OK get ready to have a comedian talk about sports and athleticism.
I’ve never been a good runner. I was diagnosed with exercise-induced asthma when I was a teen, which never stopped me from physical activity per se, but more often than not the condition would surface when I was running. Not so much when I was playing sports like volleyball or tennis, it wasn’t even that bad when I played soccer, which it turns out, is a very runny sport.
History of Bad Runs
I was an army cadet for six years when I was a teen, and running was always the greatest challenge there too. Shooting rifles, I could handle. I wish we could have done more of that and less PT, but it turns out people in the army LOVE running!
In every circumstance, running was something that had to be done either in competition with others, or in unison as a group. There was always a very high expectation to run at a certain speed, which can be incredibly difficult when your bronchial tubes close up and leave you gasping for your life source.
Sometimes I’d fall behind, no longer being able to take in enough oxygen. The feelings of shame and inadequacy mounted. I’d never get this badge, or make this rank, or join this team because I couldn’t run for damn shit.
Surprisingly, I developed a negative association with running!
Digging deeper, it’s become so obvious anxiety has a big role to play when it comes to my running history. The more I felt the expectation to run a certain speed or pace, the more I wasn’t able to do that, I would inevitably psych myself out throughout a run and talk myself out of future runs. Even within a run, if I started running out of breath, the voice of anxiety would have me thinking all kinds of anxious thoughts (what if you faint right here in the park and wake us in a crackhouse?) and instead of slowing down, I’d just stop the run and go back home with my anxiety-ridden tail between my legs.
Why would anyone run when the whole time you’re thinking “I suck at this, I can’t do this”?
That being said, there were a few times in my life when I have tried to get back on the running train because I know it has so many benefits for physical and mental wellbeing. I also love the idea of going out and running on my own, knowing it’s an easy way to take care of my own fitness inexpensively, and without depending on anyone else to get it done.

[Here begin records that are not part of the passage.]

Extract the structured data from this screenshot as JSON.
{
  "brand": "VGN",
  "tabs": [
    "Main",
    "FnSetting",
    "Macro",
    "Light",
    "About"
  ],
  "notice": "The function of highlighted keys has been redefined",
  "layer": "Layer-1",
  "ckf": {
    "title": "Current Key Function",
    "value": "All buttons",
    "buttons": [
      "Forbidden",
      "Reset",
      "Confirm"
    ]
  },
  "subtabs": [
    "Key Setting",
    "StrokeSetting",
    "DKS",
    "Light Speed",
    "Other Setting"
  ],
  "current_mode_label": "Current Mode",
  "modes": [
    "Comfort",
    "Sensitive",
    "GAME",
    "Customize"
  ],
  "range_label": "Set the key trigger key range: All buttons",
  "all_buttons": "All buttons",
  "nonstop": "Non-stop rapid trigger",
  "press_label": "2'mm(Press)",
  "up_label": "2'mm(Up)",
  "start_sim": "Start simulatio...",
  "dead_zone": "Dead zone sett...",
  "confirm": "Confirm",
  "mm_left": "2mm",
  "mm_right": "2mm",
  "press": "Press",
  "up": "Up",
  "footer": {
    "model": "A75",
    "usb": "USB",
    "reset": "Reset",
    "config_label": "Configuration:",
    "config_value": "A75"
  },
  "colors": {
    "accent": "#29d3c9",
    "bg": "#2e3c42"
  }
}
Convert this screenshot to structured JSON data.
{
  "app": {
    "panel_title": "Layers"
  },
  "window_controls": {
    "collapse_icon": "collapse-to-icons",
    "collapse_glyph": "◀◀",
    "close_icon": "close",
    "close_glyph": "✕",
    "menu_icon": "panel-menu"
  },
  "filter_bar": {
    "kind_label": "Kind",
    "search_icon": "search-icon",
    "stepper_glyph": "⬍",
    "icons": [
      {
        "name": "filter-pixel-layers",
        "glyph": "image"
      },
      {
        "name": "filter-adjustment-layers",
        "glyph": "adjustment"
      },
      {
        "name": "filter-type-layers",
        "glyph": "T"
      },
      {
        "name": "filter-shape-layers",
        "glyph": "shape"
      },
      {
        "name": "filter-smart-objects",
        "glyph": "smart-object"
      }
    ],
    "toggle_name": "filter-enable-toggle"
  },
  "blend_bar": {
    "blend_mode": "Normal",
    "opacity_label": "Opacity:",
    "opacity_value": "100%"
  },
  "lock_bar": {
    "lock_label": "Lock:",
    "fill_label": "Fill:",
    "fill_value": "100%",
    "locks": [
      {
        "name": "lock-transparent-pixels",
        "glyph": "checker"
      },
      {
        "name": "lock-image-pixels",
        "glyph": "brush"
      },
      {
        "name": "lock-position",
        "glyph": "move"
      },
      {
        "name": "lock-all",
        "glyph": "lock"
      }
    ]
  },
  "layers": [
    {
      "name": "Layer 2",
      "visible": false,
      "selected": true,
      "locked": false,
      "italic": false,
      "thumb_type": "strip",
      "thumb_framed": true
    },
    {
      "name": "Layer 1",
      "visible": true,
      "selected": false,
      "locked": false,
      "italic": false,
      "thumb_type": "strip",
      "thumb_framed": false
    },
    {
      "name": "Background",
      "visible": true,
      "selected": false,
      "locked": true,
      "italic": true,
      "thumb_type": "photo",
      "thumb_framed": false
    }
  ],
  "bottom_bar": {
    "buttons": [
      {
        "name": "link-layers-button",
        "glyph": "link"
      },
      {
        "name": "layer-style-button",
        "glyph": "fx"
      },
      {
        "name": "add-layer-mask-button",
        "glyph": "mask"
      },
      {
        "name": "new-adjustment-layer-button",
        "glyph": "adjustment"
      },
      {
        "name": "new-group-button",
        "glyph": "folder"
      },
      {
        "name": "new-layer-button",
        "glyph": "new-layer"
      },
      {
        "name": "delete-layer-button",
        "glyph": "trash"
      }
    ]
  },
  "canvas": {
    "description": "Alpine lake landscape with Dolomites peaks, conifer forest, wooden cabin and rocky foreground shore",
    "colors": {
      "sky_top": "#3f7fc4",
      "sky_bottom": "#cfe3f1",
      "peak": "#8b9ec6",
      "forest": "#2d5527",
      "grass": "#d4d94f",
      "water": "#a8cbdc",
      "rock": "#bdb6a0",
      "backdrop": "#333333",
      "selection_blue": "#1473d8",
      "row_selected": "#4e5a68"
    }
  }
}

It wasn’t until just recently, I discovered on my Headspace meditation app, a collaboration between Headspace and the Nike Run Club, where they offer guided runs – similar to the guided meditations I practice for mindfulness. Only this time, you add in the running element of it and badda-bing, badda boom, you get mindful running.
I don’t mean for this to feel like an ad, but hot diggity dog is it a game-changer!
OMG Maybe I should make an app like this for someone’s first improv class. OK I digress…
Suddenly I have permission to run at my own pace, I give myself some grace for having difficult thoughts, and I’m encouraged to keep going instead of being shamed – as a result, I’m running further distances, challenging myself and more importantly, actually enjoying the activity and wanting to do it more.
It feels good not to feel bad going for a run!
In the Niagara Region, we have this gorgeous path all along the Welland canal, providing excellent views, friendly passers-by, and an overall quiet and peaceful setting for a great run. And now that gyms are open again, when the weather is too wet or chills down in these parts, it’ll be that much easier to get on a treadmill without fearing it – you know, kind of like Kevin and the furnace in his basement when he realizes it won’t hurt him.
It feels so stupid to write an entire post about one of the most common forms of exercise in humanity, but like anything in life, if we develop unhealthy relationships to things, even beneficial ones, it takes some work to get to a place where we can be present with it and accept it in a light that works for us.
So I’m happy to say I started running again. Not well, and not often, but I started nevertheless. And I am actually really, really enjoying it.